What this task involves:
Omit every picture and write out the rest of the records exactly.

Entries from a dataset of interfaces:
————

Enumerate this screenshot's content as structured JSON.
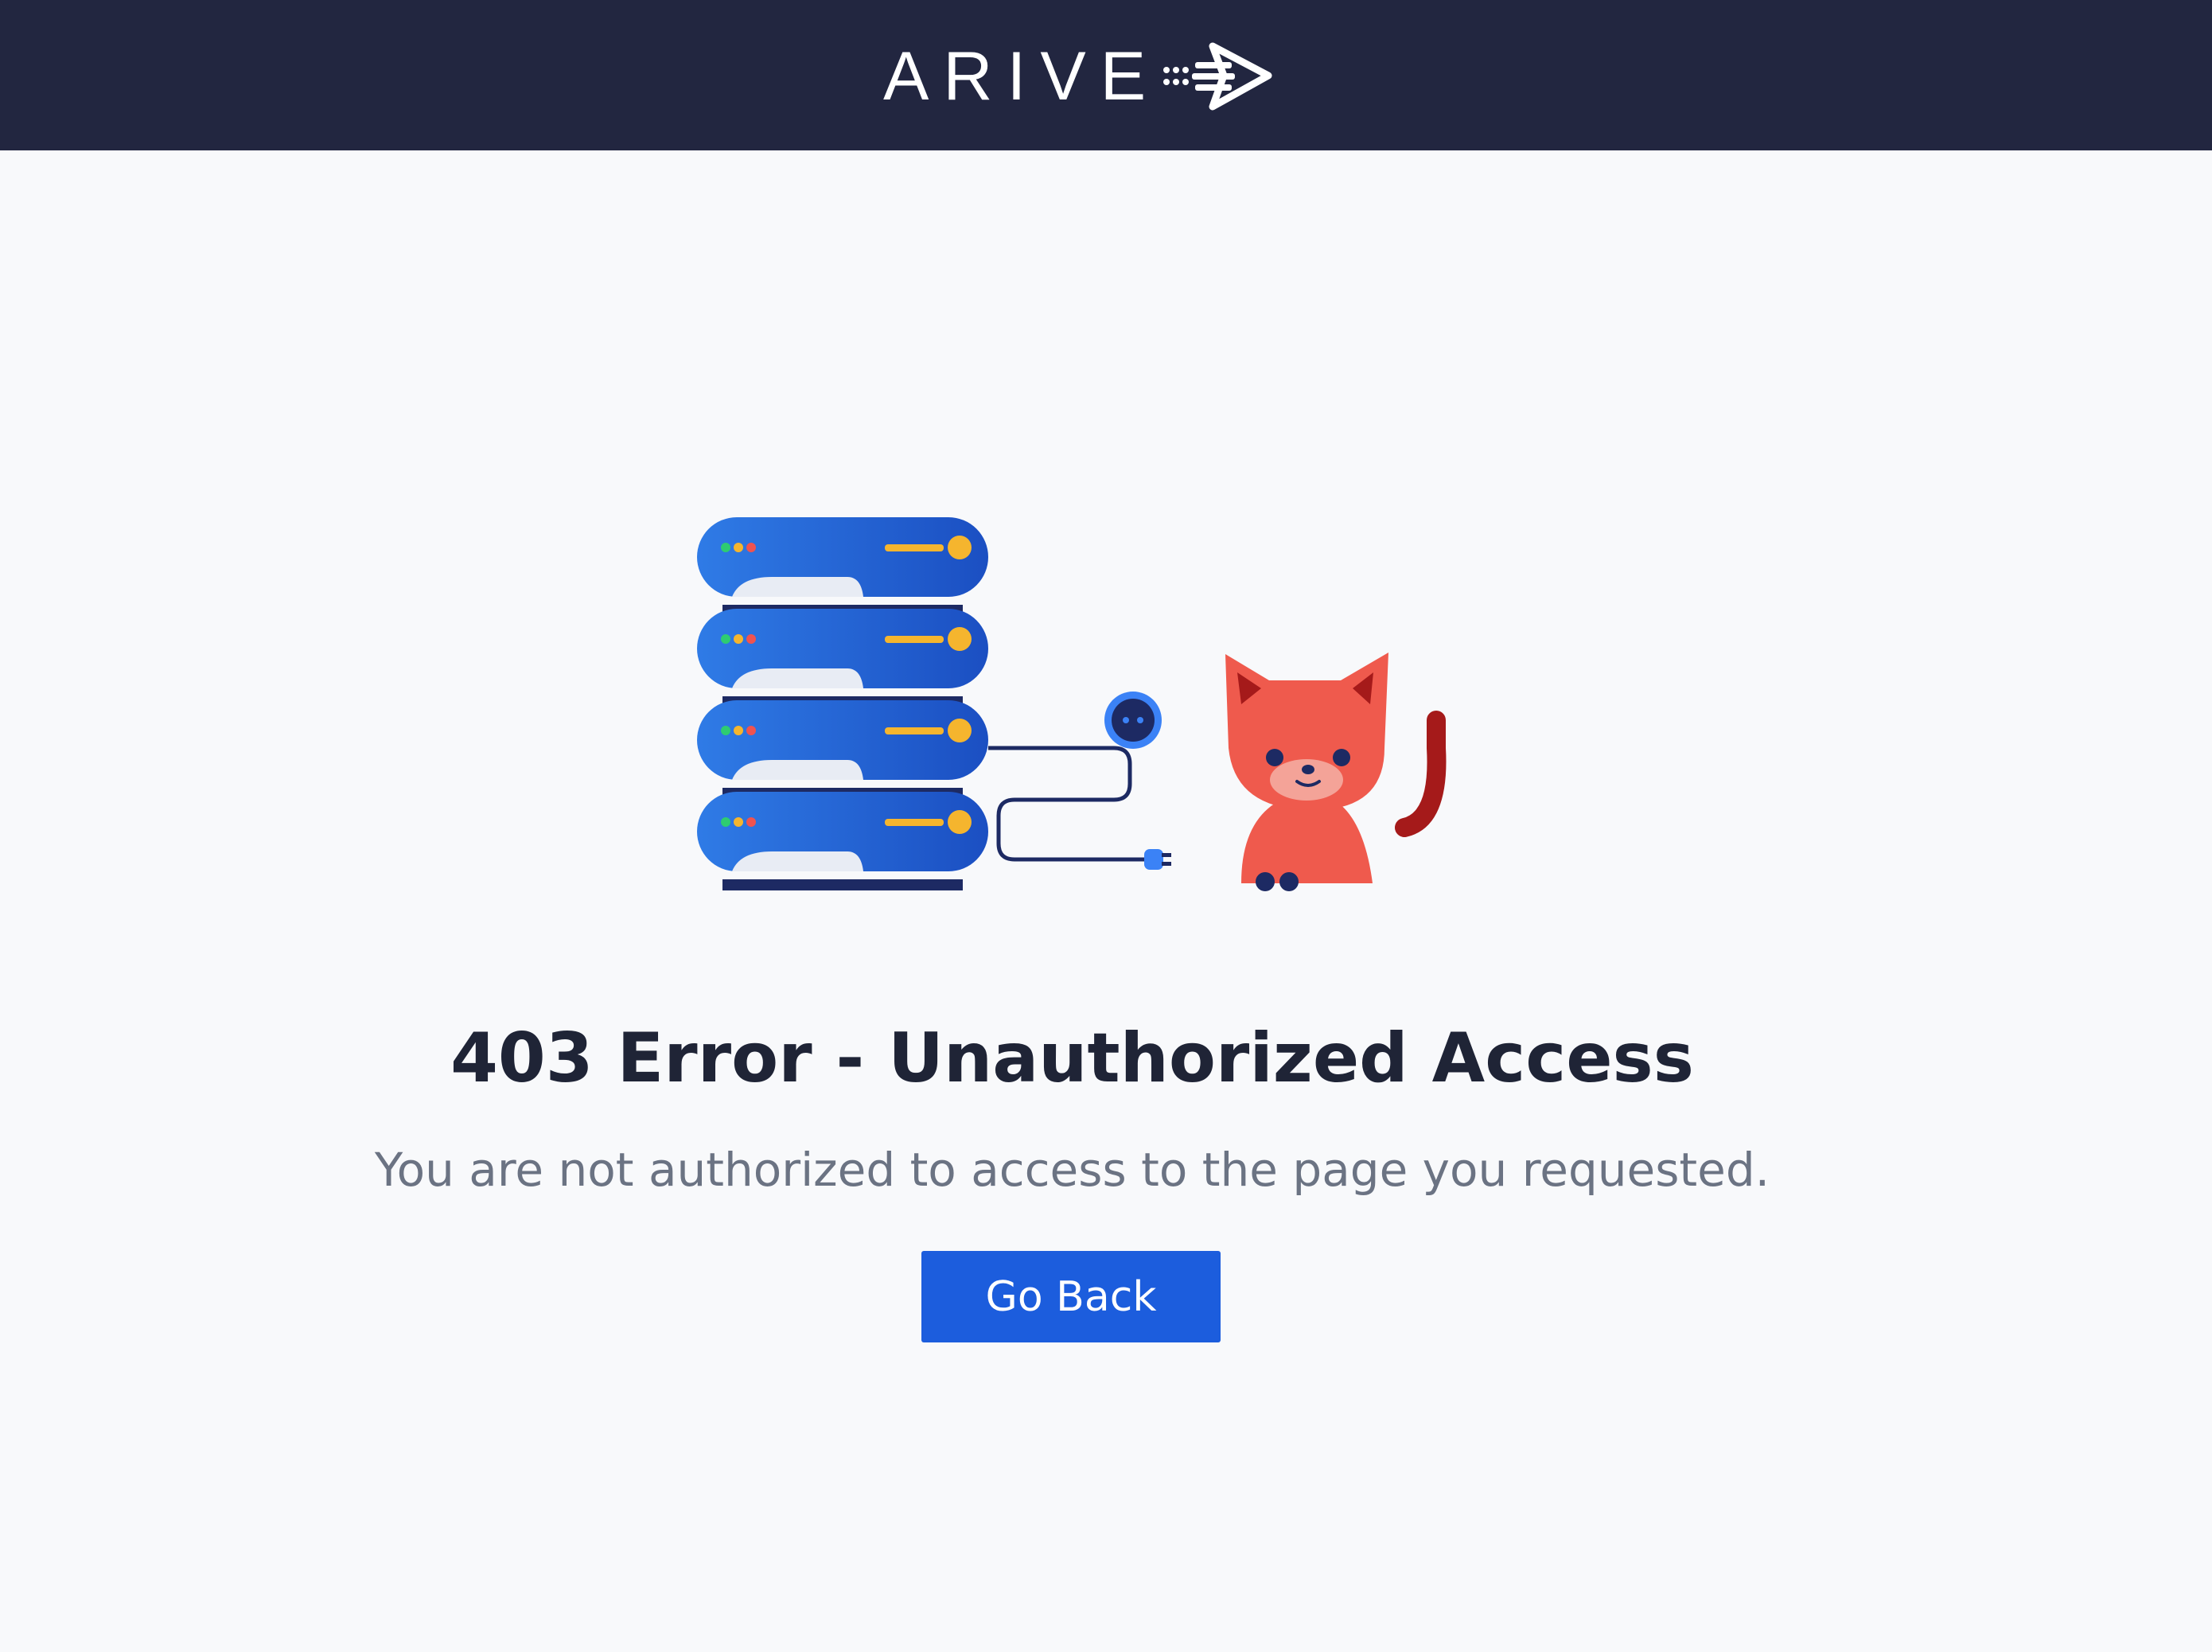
{
  "header": {
    "logo_text": "ARIVE",
    "logo_icon": "speed-arrow-icon",
    "background": "#222640"
  },
  "illustration": {
    "server_icon": "server-stack-icon",
    "plug_icon": "unplugged-cable-icon",
    "socket_icon": "power-socket-icon",
    "cat_icon": "red-cat-icon"
  },
  "error": {
    "title": "403 Error - Unauthorized Access",
    "message": "You are not authorized to access to the page you requested."
  },
  "actions": {
    "go_back_label": "Go Back",
    "accent": "#1c5ddd"
  }
}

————

Answer section:
Enumerate this screenshot's content as structured JSON.
{
  "header": {
    "logo_text": "ARIVE",
    "logo_icon": "speed-arrow-icon",
    "background": "#222640"
  },
  "illustration": {
    "server_icon": "server-stack-icon",
    "plug_icon": "unplugged-cable-icon",
    "socket_icon": "power-socket-icon",
    "cat_icon": "red-cat-icon"
  },
  "error": {
    "title": "403 Error - Unauthorized Access",
    "message": "You are not authorized to access to the page you requested."
  },
  "actions": {
    "go_back_label": "Go Back",
    "accent": "#1c5ddd"
  }
}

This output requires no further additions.